Singapore markets open in 48 minutes

The two-fold challenge female entrepreneurs face: Jaclyn Johnson

Though female entrepreneurs have made tremendous gains over the years, there’s still is an absence of investment opportunities for the companies they build.

Jaclyn Johnson, the CEO and founder of Create & Cultivate and a 2015 Forbes 30 Under 30 alum, joined The Final Round on Wednesday to discuss how her company supports young businesswomen and how the investment community needs to evolve to support female business owners.

Data compiled by PitchBook found that, as of November 2019, companies founded solely by women garnered only 2.9% of the total capital invested in venture-backed startups in the U.S.

According to Johnson, the challenge is two-fold: While female founders are scrutinized more than their male counterparts and consequently raise less capital, women are often forced to fund their projects themselves or seek out female VCs.

SAN FRANCISCO, CALIFORNIA - SEPTEMBER 21: Jaclyn Johnson, CEO & Founder of Create & Cultivate (L) and Jenna Dewan (R) speak onstage the Create & Cultivate Conference at SVN West on September 21, 2019 in San Francisco, California. (Photo by Kelly Sullivan/Getty Images)
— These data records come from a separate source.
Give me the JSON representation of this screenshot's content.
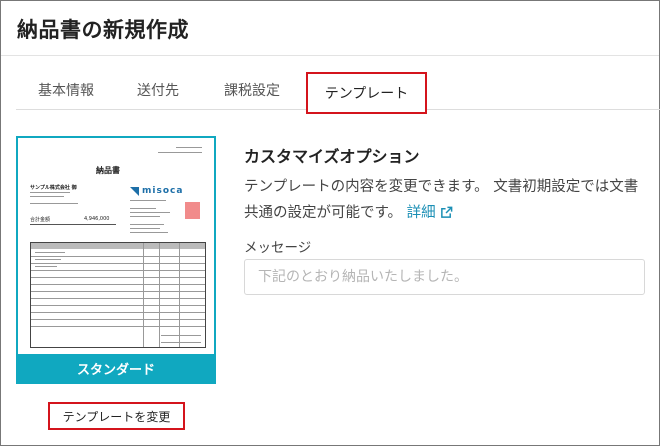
{
  "page": {
    "title": "納品書の新規作成"
  },
  "tabs": [
    {
      "label": "基本情報"
    },
    {
      "label": "送付先"
    },
    {
      "label": "課税設定"
    },
    {
      "label": "テンプレート"
    }
  ],
  "template": {
    "name": "スタンダード",
    "change_label": "テンプレートを変更",
    "preview": {
      "doc_title": "納品書",
      "customer": "サンプル株式会社 御",
      "brand": "misoca",
      "amount": "4,946,000"
    }
  },
  "options": {
    "title": "カスタマイズオプション",
    "description": "テンプレートの内容を変更できます。 文書初期設定では文書共通の設定が可能です。",
    "detail_link": "詳細",
    "message_label": "メッセージ",
    "message_placeholder": "下記のとおり納品いたしました。",
    "message_value": ""
  },
  "colors": {
    "accent": "#10a8c0",
    "highlight": "#d4141c",
    "link": "#1b8fb5"
  }
}
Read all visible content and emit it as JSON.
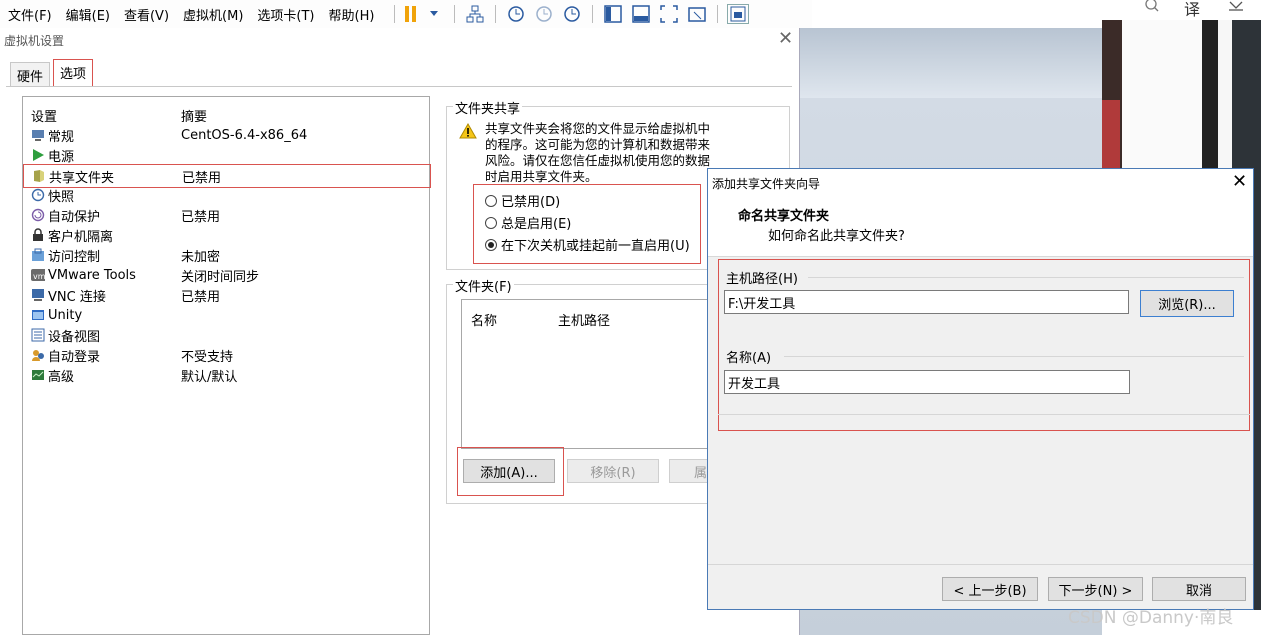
{
  "menubar": {
    "items": [
      "文件(F)",
      "编辑(E)",
      "查看(V)",
      "虚拟机(M)",
      "选项卡(T)",
      "帮助(H)"
    ]
  },
  "browser": {
    "translate": "译"
  },
  "settings": {
    "title": "虚拟机设置",
    "tabs": {
      "hardware": "硬件",
      "options": "选项"
    },
    "list_headers": {
      "setting": "设置",
      "summary": "摘要"
    },
    "items": [
      {
        "label": "常规",
        "summary": "CentOS-6.4-x86_64",
        "icon": "general-icon"
      },
      {
        "label": "电源",
        "summary": "",
        "icon": "power-icon"
      },
      {
        "label": "共享文件夹",
        "summary": "已禁用",
        "icon": "shared-folder-icon"
      },
      {
        "label": "快照",
        "summary": "",
        "icon": "snapshot-icon"
      },
      {
        "label": "自动保护",
        "summary": "已禁用",
        "icon": "autoprotect-icon"
      },
      {
        "label": "客户机隔离",
        "summary": "",
        "icon": "isolation-icon"
      },
      {
        "label": "访问控制",
        "summary": "未加密",
        "icon": "access-control-icon"
      },
      {
        "label": "VMware Tools",
        "summary": "关闭时间同步",
        "icon": "vmware-tools-icon"
      },
      {
        "label": "VNC 连接",
        "summary": "已禁用",
        "icon": "vnc-icon"
      },
      {
        "label": "Unity",
        "summary": "",
        "icon": "unity-icon"
      },
      {
        "label": "设备视图",
        "summary": "",
        "icon": "device-view-icon"
      },
      {
        "label": "自动登录",
        "summary": "不受支持",
        "icon": "autologin-icon"
      },
      {
        "label": "高级",
        "summary": "默认/默认",
        "icon": "advanced-icon"
      }
    ],
    "folder_sharing": {
      "title": "文件夹共享",
      "warning": [
        "共享文件夹会将您的文件显示给虚拟机中",
        "的程序。这可能为您的计算机和数据带来",
        "风险。请仅在您信任虚拟机使用您的数据",
        "时启用共享文件夹。"
      ],
      "options": [
        "已禁用(D)",
        "总是启用(E)",
        "在下次关机或挂起前一直启用(U)"
      ],
      "selected_index": 2
    },
    "folders": {
      "title": "文件夹(F)",
      "columns": {
        "name": "名称",
        "host_path": "主机路径"
      },
      "buttons": {
        "add": "添加(A)...",
        "remove": "移除(R)",
        "properties": "属"
      }
    }
  },
  "wizard": {
    "title": "添加共享文件夹向导",
    "heading": "命名共享文件夹",
    "subheading": "如何命名此共享文件夹?",
    "host_path_label": "主机路径(H)",
    "host_path_value": "F:\\开发工具",
    "browse_button": "浏览(R)...",
    "name_label": "名称(A)",
    "name_value": "开发工具",
    "buttons": {
      "back": "< 上一步(B)",
      "next": "下一步(N) >",
      "cancel": "取消"
    }
  },
  "watermark": "CSDN @Danny·南良"
}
“There's so many different [venture capital firms] now that are specifically just focused on women-owned businesses, which I think is great,” explains Johnson. “It gives [women] that access, gets you that seat at the table and also gets you an environment of people who understand your business, usually. So I think sometimes you're going into a room. There's a lot of — no offense — white men around the table. But they don't understand a company that's built by women for women. You know, they're not the marketplace. So I think having those women in the room who can understand and would invest in your product, per se, is a good place to start.”

Why WeWork may be ‘the beginning of the end’ of high valuations

Johnson added that the demise of a company like WeWork may also signal the end of an investment mindset that has largely benefitted male-run businesses: that a company is good based upon its funding, rather than its long-term performance.

“I think at the end of the day, you can raise money successfully if you have the long game, and you have the strategy there,” says Johnson. “But I think also, we're going to stop seeing people raising $50 million, $75 million...[people] don't need $50 million right now. So, I think people are going to be a little bit more strategic and smart in the amounts that they're raising.”

The value of investing in female-led businesses

As investors shift their interests away from the WeWork funding model, Johnson sees an opportunity for female business leaders to choose investors who respect their companies' missions.

“The question is, how do we sort of navigate that equal pay conversation? Because [women] think there is that sort of systemic issue that it's still going on in companies [many] are trying to catch up to,” explains Johnson. “But having that conversation with their counterparts and understanding: How do I negotiate for myself? Whether that's money, whether that's perks and benefits, or whether it's work from home or maternity leave — whatever it might be, I think women are getting more vocal about those kind of things and not thinking [that] if I stand up and ask for these things, I might get reprimanded.”

Olivia Balsamo is a writer and producer at Yahoo Finance. Follow her on Twitter: @BalsamoOlivia.

More from Olivia:

Fake news and political ads are bigger problems than hacking

A wealth tax is possible and America needs one

Warren's wealth tax would solve economic inequality

Facebook is challenging our democracy

Companies shouldn't be afraid to get involved in the election process

White House ‘incompetence’ on the U.S.-China trade war is concerning investors

Read the latest financial and business news from Yahoo Finance

Follow Yahoo Finance on Twitter, Facebook, Instagram, FlipboardLinkedIn, and reddit.